Problems emerge with privatization of inspections of long-term care facilities

elderly woman being fed

November 10 2023

A recent Guardian article revealed serious problems with privatizing the inspection of long-term care facilities in Australia. Many of the inspection reports prepared by the 4 consulting firms were rejected because they failed to meet the standards. The 4 consulting firms had been hired when two-thirds of the inspections of long-term care facilities were privatized.

There were serious problems with the reports, even though the 4 consulting firms that received work — KPMG, SAI Global, RSM and HDAA — were paid over $40 million for the work.

3 consulting firms involved operate in Canada

3 of the firms involved in privatizing the inspection of long-term care facilities in Australia also operate in Canada. 2 have them have done work involving long-term care in Canada. In other words, if a provincial government attempted to privatize the inspection of long-term care facilities, it is entirely possible that the same companies that did a poor job in Australia would be bidding for and potentially receiving contracts.

Potential for conflicts of interest

Another problem that emerged with privatizing the inspection of long-term care facilities was the potential for conflicts of interest. In testimony before an Australian senate inquiry into the use of consultants, Michael Tull, the Assistant National Secretary of the Community and Public Sector Union, pointed out that “KPMG, as well as providing people to do the assessment of aged-care residential facilities, also has a business line providing advice to the providers of those facilities.”

Potential conflicts of interest due to large consulting firms doing work for both governments and for businesses that governments are supposed to be regulating are all too common. And serious problems can result.

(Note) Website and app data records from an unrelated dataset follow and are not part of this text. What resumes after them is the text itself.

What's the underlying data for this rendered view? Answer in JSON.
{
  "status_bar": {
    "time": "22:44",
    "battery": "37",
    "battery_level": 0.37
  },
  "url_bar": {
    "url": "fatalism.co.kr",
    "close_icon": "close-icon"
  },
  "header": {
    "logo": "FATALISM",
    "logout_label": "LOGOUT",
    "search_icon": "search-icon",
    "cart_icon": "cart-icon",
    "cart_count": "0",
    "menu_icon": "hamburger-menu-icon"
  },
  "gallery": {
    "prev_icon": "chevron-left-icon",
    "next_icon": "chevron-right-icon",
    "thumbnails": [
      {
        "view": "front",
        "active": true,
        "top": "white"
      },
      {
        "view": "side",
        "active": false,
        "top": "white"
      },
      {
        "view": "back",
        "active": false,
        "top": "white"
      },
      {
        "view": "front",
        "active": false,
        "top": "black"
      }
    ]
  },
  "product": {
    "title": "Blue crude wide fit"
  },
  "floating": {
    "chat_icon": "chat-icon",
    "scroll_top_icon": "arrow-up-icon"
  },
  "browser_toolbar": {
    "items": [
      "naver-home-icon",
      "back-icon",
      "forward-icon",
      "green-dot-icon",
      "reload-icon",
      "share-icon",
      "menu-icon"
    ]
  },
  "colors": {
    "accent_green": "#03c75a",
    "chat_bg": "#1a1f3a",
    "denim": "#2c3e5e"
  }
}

Earlier this year, it emerged that a senior partner in PwC, one of the big 4 accounting and consulting firms, had passed on confidential information to his colleagues. He had received this information as a result of work done for the Australian government on legislation to reduce tax dodging by multinational corporations. As the Australian Broadcasting Corporation reported, PwC then used this inside information to get new clients and make money.